Q: Is Halloween actually popular in Ghost World, or is that just a stereotype?
In Ghost World, Halloween is high holidays. More ghosts celebrate Halloween than Christmas–some 75-80% of ghosts. And we have the accompanying to-dos that precede any major holiday: consumerism, dinners, costume parties, the like.
We also have a massive spike in Haunting Club recruitment September-November.
Not that you need to be a registered member to go haunting on Halloween—it’s the one night of the year that anyone can go out to haunt passersby without a licence. But if you want to enter someone’s home to watch an advanced member of Haunting Club enact their grand finale on a groomed target, then you have to have passed a bystander exam, which takes at least a month of study. And when you are inevitably smitten by the performance, you end up plodding through another month of paperwork to win a sponsor and start your haunting coursework. Hence, the three month upsurge.
Q: How do ghosts celebrate?
It’s culturally specific in the same way that alively Halloween is. And it also varies by generation and received family tradition. But there are a few tendencies that seem to cross the board.
For instance, there is plenty of ‘candy’ a.k.a. colourful nodules of bright, pulsing, riveting energy that are specially formed to remind ghost children of the sugary tastes of alively candy and activate positive, exuberant emotions.
And almost all of us go haunting in some form.
Q: Are the veils truly thin on Halloween?
So, as you may have gathered by now, yes. Yes, they are.
On the one hand, you have all these little ghostlings flailing about full of ‘candy’, their outlines and energies heightened by the experience, sparking through the veils.
And on the other hand, you have adult ghosts who have either trained to haunt targets, or who plan to take advantage of the open season. The combination of intention turns the veil to nothing more than mesh for about three hours on either side of midnight as October passes into November.
Q: Will we haunt you, specifically?
That depends. But in short…
If you are out and about for Halloween and in a public space, then you’re fair game, but unlikely to be much bothered–haunting is difficult work and the unlicenced are also the unpracticed.
If you’re out in a cemetery or battleground or whathaveyou, then you might witness a haunting, generally with some visuals or a sense of heightened energy brought on by the collective locale.
If you live in or visit a home with a co-habitant ghost–a ghost that shares space but does not intentionally haunt, and therefore does not require a licence–you might see an uptick in their activity because of the circulating energies. It’ll pass.

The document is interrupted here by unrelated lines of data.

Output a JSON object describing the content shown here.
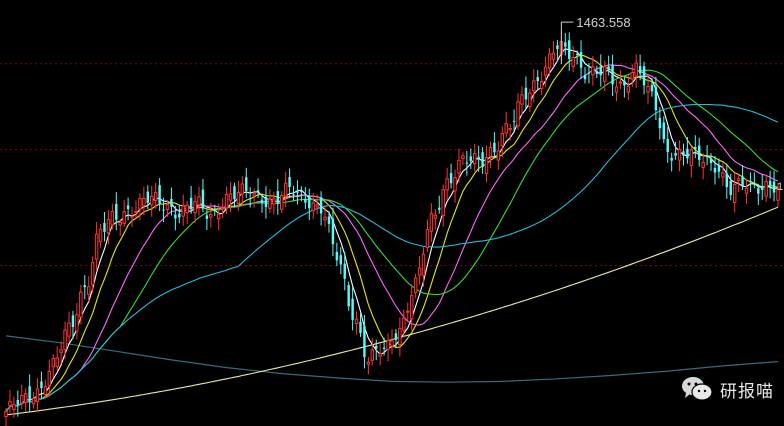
{
  "chart_data": {
    "type": "candlestick",
    "title": "",
    "xlabel": "",
    "ylabel": "",
    "grid": true,
    "ylim": [
      1000,
      1480
    ],
    "annotations": [
      {
        "text": "1463.558",
        "kind": "max-price-marker",
        "value": 1463.558
      }
    ],
    "edge_label": "1",
    "colors": {
      "background": "#000000",
      "up": "#ff3232",
      "down": "#54fcfc",
      "grid": "#8a0000",
      "ma5": "#ffffff",
      "ma10": "#e8e800",
      "ma20": "#ff66ff",
      "ma30": "#33dd33",
      "ma60": "#22bbdd",
      "ma120": "#e8e8a0",
      "ma250": "#2f6f7f"
    },
    "series": [
      {
        "role": "ma5",
        "period": 5
      },
      {
        "role": "ma10",
        "period": 10
      },
      {
        "role": "ma20",
        "period": 20
      },
      {
        "role": "ma30",
        "period": 30
      },
      {
        "role": "ma60",
        "period": 60
      },
      {
        "role": "ma120",
        "period": 120
      }
    ],
    "long_average": {
      "role": "ma250",
      "values": [
        1098,
        1090,
        1080,
        1070,
        1061,
        1054,
        1049,
        1045,
        1044,
        1045,
        1048,
        1052,
        1057,
        1063,
        1068
      ]
    },
    "closes": [
      1010,
      1021,
      1035,
      1063,
      1104,
      1156,
      1219,
      1235,
      1248,
      1256,
      1251,
      1244,
      1250,
      1238,
      1260,
      1263,
      1262,
      1255,
      1266,
      1260,
      1246,
      1189,
      1128,
      1070,
      1081,
      1109,
      1157,
      1232,
      1279,
      1299,
      1302,
      1318,
      1340,
      1382,
      1404,
      1432,
      1427,
      1404,
      1402,
      1391,
      1409,
      1374,
      1315,
      1308,
      1305,
      1300,
      1266,
      1274,
      1275,
      1269
    ],
    "ma120_start": 1006,
    "ma120_end": 1248
  },
  "watermark": {
    "icon": "wechat-icon",
    "text": "研报喵"
  }
}
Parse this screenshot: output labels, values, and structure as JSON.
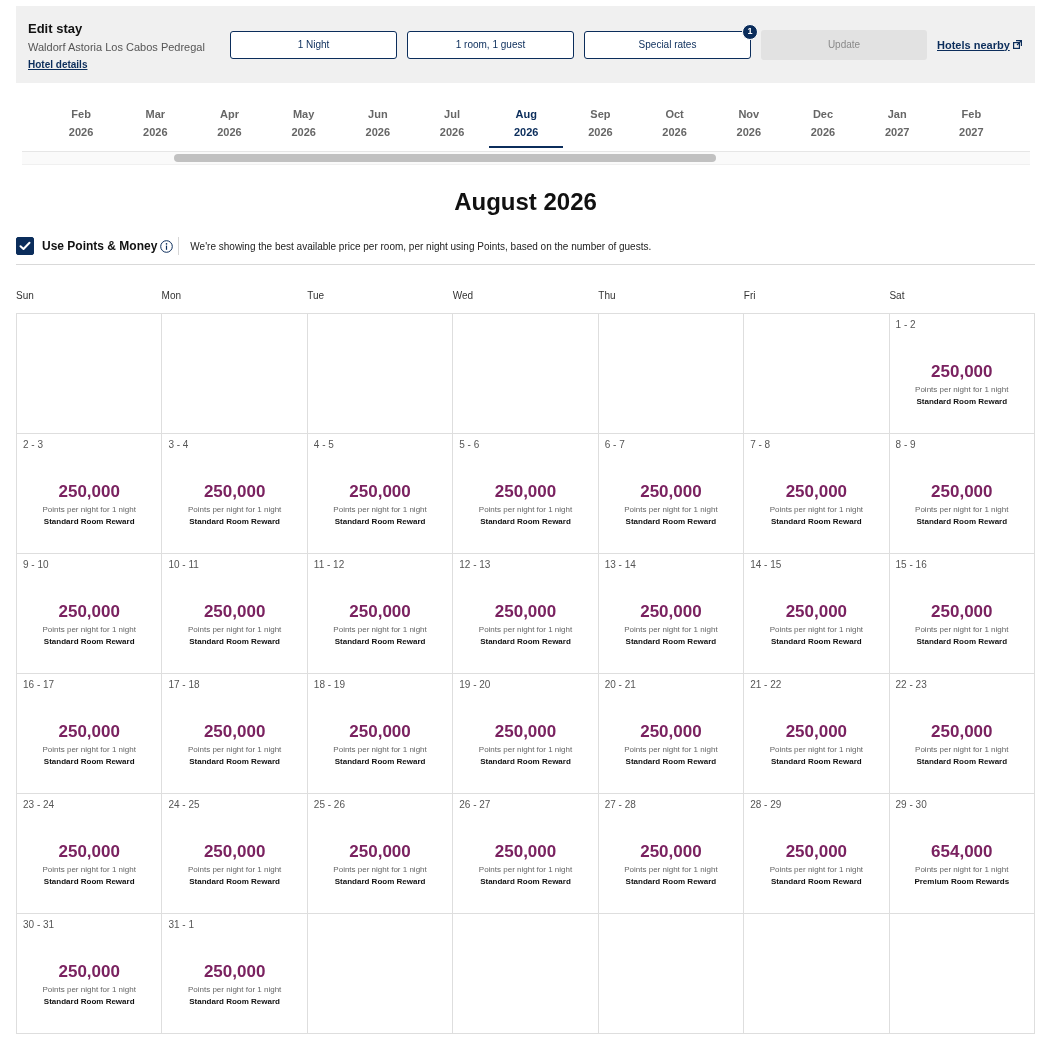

If you’ve been targeted, oh you better believe we will haunt the shit out of you. What is Halloween even for if not that?
Q: Is Halloween evil or demonic?
No. Absolutely not. I cannot say this enough.
Halloween, for ghosts, is one part joy and one part nostalgia–a time to play and a time to remember how we played on the other side. It’s about connecting, to each other and to willing alivlies. It’s about silly costumes and happy (or tearfully candy-crashed) children. It’s lovely.